**Provided records**.
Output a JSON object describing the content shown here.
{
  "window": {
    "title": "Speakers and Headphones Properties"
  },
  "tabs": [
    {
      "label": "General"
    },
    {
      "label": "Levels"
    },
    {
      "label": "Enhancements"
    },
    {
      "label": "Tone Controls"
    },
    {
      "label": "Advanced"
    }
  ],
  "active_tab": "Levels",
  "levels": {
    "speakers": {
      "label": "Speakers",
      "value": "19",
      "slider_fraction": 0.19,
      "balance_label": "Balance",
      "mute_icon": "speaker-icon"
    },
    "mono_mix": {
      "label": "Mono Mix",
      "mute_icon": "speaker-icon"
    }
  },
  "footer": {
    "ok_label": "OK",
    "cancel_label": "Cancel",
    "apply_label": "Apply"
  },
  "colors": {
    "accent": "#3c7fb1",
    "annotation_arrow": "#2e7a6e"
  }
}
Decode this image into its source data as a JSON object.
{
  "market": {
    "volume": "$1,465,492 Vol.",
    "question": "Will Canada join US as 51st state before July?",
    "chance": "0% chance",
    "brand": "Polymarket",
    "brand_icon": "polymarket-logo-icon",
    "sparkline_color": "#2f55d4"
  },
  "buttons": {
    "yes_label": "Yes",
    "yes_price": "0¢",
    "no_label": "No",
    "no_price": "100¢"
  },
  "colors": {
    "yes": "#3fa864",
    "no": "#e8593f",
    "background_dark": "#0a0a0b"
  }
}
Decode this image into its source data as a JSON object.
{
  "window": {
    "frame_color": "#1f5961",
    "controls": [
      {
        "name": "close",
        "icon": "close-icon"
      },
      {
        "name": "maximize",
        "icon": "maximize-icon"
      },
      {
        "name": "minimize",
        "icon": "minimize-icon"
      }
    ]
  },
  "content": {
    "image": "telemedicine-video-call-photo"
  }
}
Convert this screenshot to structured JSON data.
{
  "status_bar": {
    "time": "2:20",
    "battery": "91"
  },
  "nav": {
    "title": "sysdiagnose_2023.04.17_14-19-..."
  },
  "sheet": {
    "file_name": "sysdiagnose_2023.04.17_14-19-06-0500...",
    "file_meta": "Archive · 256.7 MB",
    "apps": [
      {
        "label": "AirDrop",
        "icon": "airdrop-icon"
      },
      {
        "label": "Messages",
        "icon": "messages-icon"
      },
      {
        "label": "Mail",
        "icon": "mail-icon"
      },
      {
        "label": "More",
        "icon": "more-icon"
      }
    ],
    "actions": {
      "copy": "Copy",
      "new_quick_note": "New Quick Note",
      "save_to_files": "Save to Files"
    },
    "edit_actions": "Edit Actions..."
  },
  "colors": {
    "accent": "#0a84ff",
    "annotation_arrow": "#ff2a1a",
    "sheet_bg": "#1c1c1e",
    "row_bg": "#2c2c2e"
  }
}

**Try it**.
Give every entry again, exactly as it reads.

**Reply**.
Output a JSON object describing the content shown here.
{
  "window": {
    "title": "Speakers and Headphones Properties"
  },
  "tabs": [
    {
      "label": "General"
    },
    {
      "label": "Levels"
    },
    {
      "label": "Enhancements"
    },
    {
      "label": "Tone Controls"
    },
    {
      "label": "Advanced"
    }
  ],
  "active_tab": "Levels",
  "levels": {
    "speakers": {
      "label": "Speakers",
      "value": "19",
      "slider_fraction": 0.19,
      "balance_label": "Balance",
      "mute_icon": "speaker-icon"
    },
    "mono_mix": {
      "label": "Mono Mix",
      "mute_icon": "speaker-icon"
    }
  },
  "footer": {
    "ok_label": "OK",
    "cancel_label": "Cancel",
    "apply_label": "Apply"
  },
  "colors": {
    "accent": "#3c7fb1",
    "annotation_arrow": "#2e7a6e"
  }
}
Decode this image into its source data as a JSON object.
{
  "market": {
    "volume": "$1,465,492 Vol.",
    "question": "Will Canada join US as 51st state before July?",
    "chance": "0% chance",
    "brand": "Polymarket",
    "brand_icon": "polymarket-logo-icon",
    "sparkline_color": "#2f55d4"
  },
  "buttons": {
    "yes_label": "Yes",
    "yes_price": "0¢",
    "no_label": "No",
    "no_price": "100¢"
  },
  "colors": {
    "yes": "#3fa864",
    "no": "#e8593f",
    "background_dark": "#0a0a0b"
  }
}
Decode this image into its source data as a JSON object.
{
  "window": {
    "frame_color": "#1f5961",
    "controls": [
      {
        "name": "close",
        "icon": "close-icon"
      },
      {
        "name": "maximize",
        "icon": "maximize-icon"
      },
      {
        "name": "minimize",
        "icon": "minimize-icon"
      }
    ]
  },
  "content": {
    "image": "telemedicine-video-call-photo"
  }
}
Convert this screenshot to structured JSON data.
{
  "status_bar": {
    "time": "2:20",
    "battery": "91"
  },
  "nav": {
    "title": "sysdiagnose_2023.04.17_14-19-..."
  },
  "sheet": {
    "file_name": "sysdiagnose_2023.04.17_14-19-06-0500...",
    "file_meta": "Archive · 256.7 MB",
    "apps": [
      {
        "label": "AirDrop",
        "icon": "airdrop-icon"
      },
      {
        "label": "Messages",
        "icon": "messages-icon"
      },
      {
        "label": "Mail",
        "icon": "mail-icon"
      },
      {
        "label": "More",
        "icon": "more-icon"
      }
    ],
    "actions": {
      "copy": "Copy",
      "new_quick_note": "New Quick Note",
      "save_to_files": "Save to Files"
    },
    "edit_actions": "Edit Actions..."
  },
  "colors": {
    "accent": "#0a84ff",
    "annotation_arrow": "#ff2a1a",
    "sheet_bg": "#1c1c1e",
    "row_bg": "#2c2c2e"
  }
}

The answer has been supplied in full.